The thought leadership content B2B buyers engage with in social media can have a tremendous impact on what they purchase, according to new research from LinkedIn and Edelman Digital.
Over a third of c-suite execs and decision makers surveyed—39%—said thought leadership content had influenced them to ask a vendor to participate in the RFP process, and 47% said such content had a direct impact on awarding business.
“Thought leadership is hard and measurement is difficult,” noted Phil Gomes, senior vice president, US B2B, Edelman Digital, speaking at the recent ANA Masters of B2B Marketing conference. “It may be difficult to prove the ROI, but B2B franchises need to monetize thought leadership.”
Edelman collaborated with LinkedIn on the study of more than 1,300 business decision makers and c-suite executives to explore how thought leadership influences the B2B purchase process.
Over 80% of respondents said strong thought leadership pieces had increased their trust of an organization, and 51.5% cited it as a major element they use to vet potential partners. Half were willing to share their contact information in exchange for content of interest, and 31% of decision makers and 42% of c-suite execs said they had reached out to content providers to follow-up if they were impressed.
Of course, this can go both ways: 49% said their opinion of a company had decreased after reading poor quality content, and a third had removed a company from consideration based on their thought leadership output.
Engaging your audience to share socially is key to getting your content read by key prospects. According to the study, the top source of thought leadership content was overwhelmingly forwards from someone the reader knew and respected, followed by forwards from a boss or a source they had opted-in to and knew.

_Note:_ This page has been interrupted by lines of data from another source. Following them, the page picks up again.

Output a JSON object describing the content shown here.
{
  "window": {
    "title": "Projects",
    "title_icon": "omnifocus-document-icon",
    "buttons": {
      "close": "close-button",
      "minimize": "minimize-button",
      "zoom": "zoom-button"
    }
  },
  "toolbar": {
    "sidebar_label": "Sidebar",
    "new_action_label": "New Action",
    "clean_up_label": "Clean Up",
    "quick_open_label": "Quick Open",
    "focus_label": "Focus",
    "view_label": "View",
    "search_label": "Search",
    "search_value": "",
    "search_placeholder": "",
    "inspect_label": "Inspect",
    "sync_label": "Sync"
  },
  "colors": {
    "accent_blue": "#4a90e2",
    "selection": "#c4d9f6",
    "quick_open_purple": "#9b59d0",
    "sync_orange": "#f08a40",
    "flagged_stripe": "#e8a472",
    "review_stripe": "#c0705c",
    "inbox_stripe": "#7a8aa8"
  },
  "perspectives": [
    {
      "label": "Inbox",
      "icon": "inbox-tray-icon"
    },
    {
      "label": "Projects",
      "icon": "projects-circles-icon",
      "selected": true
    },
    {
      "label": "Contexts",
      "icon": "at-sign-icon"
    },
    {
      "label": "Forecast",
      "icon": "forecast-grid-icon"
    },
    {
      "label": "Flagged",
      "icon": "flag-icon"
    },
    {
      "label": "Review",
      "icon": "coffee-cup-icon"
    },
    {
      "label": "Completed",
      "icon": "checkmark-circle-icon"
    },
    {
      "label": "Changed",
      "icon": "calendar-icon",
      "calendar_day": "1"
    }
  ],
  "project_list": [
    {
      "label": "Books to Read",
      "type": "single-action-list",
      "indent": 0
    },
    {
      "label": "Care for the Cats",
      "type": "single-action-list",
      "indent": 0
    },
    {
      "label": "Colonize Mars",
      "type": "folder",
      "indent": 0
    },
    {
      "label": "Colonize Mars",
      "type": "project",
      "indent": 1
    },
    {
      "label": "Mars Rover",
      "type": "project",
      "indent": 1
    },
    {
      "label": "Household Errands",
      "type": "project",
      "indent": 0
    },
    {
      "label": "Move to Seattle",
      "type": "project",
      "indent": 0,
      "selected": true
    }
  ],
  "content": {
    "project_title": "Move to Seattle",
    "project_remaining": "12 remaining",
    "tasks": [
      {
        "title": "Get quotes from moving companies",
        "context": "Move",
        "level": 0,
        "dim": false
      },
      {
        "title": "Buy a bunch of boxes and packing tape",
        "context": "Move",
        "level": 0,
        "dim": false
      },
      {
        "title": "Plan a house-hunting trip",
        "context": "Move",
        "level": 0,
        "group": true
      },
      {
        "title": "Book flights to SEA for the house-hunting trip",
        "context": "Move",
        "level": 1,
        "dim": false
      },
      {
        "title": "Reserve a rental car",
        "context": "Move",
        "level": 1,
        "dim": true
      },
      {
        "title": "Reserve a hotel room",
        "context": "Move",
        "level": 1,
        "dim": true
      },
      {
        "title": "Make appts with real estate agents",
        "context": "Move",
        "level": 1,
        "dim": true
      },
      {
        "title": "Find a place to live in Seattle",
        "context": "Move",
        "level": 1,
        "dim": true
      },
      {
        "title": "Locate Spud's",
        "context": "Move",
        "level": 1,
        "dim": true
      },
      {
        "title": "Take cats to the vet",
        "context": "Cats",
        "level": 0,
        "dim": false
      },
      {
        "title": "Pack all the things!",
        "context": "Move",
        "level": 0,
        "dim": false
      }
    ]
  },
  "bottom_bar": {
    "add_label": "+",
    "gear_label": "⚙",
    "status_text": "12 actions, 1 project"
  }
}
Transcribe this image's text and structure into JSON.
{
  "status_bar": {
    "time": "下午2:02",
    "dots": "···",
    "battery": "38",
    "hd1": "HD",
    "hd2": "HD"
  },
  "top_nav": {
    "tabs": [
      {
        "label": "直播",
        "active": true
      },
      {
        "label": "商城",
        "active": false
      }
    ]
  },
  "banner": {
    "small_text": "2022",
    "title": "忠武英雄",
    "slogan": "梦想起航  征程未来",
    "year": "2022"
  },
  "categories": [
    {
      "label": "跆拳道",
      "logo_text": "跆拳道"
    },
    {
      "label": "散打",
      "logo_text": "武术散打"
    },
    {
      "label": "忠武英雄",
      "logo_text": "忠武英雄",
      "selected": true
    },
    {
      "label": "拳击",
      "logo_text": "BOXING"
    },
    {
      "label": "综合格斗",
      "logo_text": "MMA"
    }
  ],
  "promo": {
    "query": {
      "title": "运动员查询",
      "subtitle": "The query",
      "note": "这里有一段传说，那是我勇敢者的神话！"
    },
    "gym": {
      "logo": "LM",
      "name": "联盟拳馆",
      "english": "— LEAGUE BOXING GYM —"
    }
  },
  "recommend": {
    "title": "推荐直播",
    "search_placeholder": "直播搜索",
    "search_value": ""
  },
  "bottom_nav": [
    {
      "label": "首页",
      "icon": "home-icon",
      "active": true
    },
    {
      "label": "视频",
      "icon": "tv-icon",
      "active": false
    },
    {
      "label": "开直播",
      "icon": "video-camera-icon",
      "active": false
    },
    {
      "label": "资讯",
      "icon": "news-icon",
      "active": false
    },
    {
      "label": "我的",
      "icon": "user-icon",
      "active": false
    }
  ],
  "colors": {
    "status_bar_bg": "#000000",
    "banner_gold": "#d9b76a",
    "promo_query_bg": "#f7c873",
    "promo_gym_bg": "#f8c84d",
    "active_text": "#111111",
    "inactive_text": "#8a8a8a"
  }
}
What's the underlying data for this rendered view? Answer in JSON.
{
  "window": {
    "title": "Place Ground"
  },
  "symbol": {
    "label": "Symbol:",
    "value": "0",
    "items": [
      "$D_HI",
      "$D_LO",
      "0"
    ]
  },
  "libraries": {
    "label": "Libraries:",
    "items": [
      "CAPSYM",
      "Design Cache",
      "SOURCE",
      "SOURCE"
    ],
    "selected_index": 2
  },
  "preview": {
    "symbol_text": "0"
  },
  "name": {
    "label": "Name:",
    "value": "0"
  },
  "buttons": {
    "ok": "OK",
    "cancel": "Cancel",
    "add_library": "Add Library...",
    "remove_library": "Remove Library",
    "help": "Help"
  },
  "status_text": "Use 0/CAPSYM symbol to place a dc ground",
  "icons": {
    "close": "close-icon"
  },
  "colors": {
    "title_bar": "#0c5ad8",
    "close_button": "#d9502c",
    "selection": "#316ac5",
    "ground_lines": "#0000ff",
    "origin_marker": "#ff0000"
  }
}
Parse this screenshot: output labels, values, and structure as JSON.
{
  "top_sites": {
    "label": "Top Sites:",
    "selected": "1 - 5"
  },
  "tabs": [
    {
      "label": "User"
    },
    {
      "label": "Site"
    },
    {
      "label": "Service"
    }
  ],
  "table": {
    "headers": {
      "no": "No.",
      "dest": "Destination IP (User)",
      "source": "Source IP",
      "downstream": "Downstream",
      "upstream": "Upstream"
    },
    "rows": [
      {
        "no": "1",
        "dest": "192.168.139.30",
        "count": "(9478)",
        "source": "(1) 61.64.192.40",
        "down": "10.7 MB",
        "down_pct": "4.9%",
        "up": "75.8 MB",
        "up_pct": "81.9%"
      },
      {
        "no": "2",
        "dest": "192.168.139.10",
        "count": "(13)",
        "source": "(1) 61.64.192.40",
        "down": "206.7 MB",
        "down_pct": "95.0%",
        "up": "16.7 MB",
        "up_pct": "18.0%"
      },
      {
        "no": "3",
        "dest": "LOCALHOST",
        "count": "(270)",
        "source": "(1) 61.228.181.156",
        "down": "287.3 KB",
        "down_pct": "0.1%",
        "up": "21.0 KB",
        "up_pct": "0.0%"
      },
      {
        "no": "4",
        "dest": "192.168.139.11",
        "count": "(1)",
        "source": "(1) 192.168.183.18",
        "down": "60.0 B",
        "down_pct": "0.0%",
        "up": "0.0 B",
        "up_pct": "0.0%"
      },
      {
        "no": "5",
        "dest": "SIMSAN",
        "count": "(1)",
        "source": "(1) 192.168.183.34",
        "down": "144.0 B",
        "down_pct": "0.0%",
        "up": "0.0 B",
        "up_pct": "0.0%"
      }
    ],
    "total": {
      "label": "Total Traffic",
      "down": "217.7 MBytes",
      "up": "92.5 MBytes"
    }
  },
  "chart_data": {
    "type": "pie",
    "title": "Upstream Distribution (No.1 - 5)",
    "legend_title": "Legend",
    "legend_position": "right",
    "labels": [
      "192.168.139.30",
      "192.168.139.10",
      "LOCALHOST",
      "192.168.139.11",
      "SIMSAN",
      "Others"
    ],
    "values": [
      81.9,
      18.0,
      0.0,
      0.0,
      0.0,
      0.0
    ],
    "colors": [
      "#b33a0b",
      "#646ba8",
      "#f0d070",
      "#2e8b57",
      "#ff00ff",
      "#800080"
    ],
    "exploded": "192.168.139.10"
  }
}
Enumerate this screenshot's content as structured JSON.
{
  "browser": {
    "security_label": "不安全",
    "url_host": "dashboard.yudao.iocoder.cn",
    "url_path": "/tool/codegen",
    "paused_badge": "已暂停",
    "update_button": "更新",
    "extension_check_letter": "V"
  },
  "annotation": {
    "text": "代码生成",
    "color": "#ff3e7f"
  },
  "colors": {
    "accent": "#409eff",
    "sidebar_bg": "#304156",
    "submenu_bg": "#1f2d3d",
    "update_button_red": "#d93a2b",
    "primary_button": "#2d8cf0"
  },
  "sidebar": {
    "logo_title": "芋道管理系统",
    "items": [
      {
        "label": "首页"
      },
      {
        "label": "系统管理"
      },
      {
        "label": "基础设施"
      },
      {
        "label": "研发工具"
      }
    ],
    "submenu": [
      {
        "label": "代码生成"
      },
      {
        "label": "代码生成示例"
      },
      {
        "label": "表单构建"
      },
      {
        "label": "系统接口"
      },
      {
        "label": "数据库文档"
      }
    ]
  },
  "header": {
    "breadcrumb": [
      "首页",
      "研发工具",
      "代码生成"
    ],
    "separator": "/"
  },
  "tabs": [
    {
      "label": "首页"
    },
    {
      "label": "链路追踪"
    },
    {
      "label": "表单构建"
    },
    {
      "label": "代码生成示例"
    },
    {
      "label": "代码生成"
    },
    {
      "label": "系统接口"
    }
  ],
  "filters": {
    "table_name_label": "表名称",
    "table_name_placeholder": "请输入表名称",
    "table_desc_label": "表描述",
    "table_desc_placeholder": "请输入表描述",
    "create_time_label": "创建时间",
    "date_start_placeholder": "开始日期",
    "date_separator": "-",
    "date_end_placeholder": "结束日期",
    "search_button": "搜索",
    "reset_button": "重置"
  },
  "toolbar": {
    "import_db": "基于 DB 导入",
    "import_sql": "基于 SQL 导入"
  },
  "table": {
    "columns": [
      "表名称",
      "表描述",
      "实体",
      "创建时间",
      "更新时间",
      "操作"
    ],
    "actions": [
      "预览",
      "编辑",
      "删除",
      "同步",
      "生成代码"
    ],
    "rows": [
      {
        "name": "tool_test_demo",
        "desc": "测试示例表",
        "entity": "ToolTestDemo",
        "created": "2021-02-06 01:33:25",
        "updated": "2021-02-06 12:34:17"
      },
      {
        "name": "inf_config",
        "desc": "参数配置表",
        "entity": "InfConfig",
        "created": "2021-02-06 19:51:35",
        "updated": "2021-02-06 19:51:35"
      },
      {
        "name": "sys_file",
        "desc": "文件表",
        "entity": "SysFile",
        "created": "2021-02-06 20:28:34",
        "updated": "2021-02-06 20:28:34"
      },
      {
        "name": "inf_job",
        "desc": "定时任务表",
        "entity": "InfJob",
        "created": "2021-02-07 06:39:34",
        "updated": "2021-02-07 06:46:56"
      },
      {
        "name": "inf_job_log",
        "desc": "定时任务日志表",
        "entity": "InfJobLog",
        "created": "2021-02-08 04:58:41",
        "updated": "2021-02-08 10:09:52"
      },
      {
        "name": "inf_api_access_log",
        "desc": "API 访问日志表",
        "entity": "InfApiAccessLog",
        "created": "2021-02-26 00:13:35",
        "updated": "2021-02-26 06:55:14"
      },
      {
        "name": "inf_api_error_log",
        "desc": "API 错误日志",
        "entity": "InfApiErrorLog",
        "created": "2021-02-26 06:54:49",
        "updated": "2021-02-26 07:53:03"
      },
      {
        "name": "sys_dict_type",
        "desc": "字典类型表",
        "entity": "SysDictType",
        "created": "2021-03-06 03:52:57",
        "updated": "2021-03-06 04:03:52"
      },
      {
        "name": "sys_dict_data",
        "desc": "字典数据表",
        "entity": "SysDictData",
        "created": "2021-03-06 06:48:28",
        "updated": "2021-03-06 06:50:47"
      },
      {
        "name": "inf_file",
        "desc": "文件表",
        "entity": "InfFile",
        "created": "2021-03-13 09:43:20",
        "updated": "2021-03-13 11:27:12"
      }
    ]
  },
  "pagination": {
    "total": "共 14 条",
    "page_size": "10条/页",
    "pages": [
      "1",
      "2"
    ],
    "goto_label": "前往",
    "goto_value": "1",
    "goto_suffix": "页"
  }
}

The top three reasons why users engage with content weren’t surprising. Pieces that relate to a topic users are currently working on was first, followed by the content being short and easily absorbed, or the content having ideas the readers perceives as new or original. In this content, B2B readers are looking for new trends and issues; analysis; and statistics and key facts they can use in their work, and on average, 35% of respondents are spending about one to three hours per week reviewing thought leadership content.
The top B2B topics vary by industry. LinkedIn research from March-May 2017, for example, shows that professional services’ top three issues are management accounting, sales and distribution, and strategy alignment, while software professionals are interested in leadership development, sales and distribution, and artificial intelligence
Manufacturing professionals on LinkedIn have been responding to content this spring about order fulfillment, claims investigations and graphics processing units; oil and energy professionals are curious about energy audits and assessments, solar energy, and the impact of climate change; and manufacturing, silicon carbide, and design principles content is engaging computer hardware readers.
Still, no matter what the topic is, readers want writers to get to the point quickly: 69% said their preferred format was three to four page documents; 51% cited “snackable” media they could digest in one or two minutes; and 47% liked three to four minute videos.